> [EXERCISE INSTRUCTIONS] What lines of the data below include the word "color"? Report them by copying each.

> [SOURCE INFORMATION]
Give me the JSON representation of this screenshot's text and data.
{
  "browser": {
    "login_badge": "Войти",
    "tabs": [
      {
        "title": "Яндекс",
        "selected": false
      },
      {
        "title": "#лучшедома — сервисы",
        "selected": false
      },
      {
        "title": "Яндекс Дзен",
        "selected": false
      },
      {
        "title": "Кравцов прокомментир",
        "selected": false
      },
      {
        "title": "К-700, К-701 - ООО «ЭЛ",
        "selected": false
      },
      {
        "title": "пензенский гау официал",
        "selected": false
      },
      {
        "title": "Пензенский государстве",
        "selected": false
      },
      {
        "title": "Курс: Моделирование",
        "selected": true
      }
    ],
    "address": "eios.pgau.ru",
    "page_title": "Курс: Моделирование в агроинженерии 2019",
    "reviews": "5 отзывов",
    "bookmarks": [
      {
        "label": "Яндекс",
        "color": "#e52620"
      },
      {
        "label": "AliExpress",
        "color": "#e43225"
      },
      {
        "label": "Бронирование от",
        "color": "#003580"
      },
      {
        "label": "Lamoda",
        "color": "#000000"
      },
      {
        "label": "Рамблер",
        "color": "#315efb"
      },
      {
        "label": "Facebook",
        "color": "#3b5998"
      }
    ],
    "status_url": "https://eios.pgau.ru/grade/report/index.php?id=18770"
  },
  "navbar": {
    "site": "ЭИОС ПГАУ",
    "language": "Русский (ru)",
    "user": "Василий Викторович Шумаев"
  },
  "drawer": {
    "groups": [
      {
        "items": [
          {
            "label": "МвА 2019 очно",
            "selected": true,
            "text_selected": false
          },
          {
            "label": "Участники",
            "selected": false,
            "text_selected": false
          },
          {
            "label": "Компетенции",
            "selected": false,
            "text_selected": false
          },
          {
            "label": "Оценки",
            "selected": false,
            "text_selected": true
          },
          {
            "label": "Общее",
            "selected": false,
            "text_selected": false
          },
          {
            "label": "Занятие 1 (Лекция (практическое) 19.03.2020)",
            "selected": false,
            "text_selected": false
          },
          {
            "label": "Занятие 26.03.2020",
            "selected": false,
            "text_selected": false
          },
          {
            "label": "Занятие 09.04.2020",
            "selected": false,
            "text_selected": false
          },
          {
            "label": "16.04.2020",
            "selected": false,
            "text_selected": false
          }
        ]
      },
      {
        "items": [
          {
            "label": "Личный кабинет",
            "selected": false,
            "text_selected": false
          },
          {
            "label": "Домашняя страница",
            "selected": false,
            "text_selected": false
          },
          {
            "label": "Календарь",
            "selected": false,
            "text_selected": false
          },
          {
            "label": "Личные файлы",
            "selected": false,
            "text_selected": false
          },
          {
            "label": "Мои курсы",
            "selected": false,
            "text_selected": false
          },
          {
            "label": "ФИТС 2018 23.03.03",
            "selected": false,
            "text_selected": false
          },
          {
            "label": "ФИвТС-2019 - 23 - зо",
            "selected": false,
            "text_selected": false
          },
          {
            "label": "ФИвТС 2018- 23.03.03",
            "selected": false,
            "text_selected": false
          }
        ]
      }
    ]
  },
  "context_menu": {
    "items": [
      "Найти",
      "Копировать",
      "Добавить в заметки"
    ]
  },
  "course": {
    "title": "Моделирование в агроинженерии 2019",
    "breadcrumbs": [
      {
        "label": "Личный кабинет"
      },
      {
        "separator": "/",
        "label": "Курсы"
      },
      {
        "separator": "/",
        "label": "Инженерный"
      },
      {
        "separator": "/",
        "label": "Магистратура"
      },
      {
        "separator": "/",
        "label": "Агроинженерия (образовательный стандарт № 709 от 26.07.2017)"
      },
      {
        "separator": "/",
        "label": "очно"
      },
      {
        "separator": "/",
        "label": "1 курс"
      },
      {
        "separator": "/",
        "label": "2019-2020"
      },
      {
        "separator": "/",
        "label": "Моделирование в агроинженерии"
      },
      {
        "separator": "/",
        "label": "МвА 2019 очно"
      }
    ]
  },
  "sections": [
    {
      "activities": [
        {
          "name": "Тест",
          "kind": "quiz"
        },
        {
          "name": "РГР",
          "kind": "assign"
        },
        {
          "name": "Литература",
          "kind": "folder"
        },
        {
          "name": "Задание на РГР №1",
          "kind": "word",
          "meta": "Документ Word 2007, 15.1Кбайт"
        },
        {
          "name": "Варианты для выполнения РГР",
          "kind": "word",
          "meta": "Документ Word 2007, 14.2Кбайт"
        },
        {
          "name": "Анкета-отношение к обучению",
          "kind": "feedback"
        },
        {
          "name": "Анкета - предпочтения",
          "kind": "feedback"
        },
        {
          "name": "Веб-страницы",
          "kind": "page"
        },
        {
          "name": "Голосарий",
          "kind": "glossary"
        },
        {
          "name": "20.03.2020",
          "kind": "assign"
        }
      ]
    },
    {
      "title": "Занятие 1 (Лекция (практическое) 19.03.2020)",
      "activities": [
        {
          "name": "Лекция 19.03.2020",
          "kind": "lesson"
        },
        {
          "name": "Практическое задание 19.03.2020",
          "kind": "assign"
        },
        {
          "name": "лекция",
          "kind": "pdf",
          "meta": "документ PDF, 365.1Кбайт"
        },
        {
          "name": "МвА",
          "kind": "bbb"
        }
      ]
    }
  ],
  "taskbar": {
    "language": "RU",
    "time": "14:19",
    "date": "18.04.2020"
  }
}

> [SOLUTION TO THIS TASK]
        "color": "#e52620"
        "color": "#e43225"
        "color": "#003580"
        "color": "#000000"
        "color": "#315efb"
        "color": "#3b5998"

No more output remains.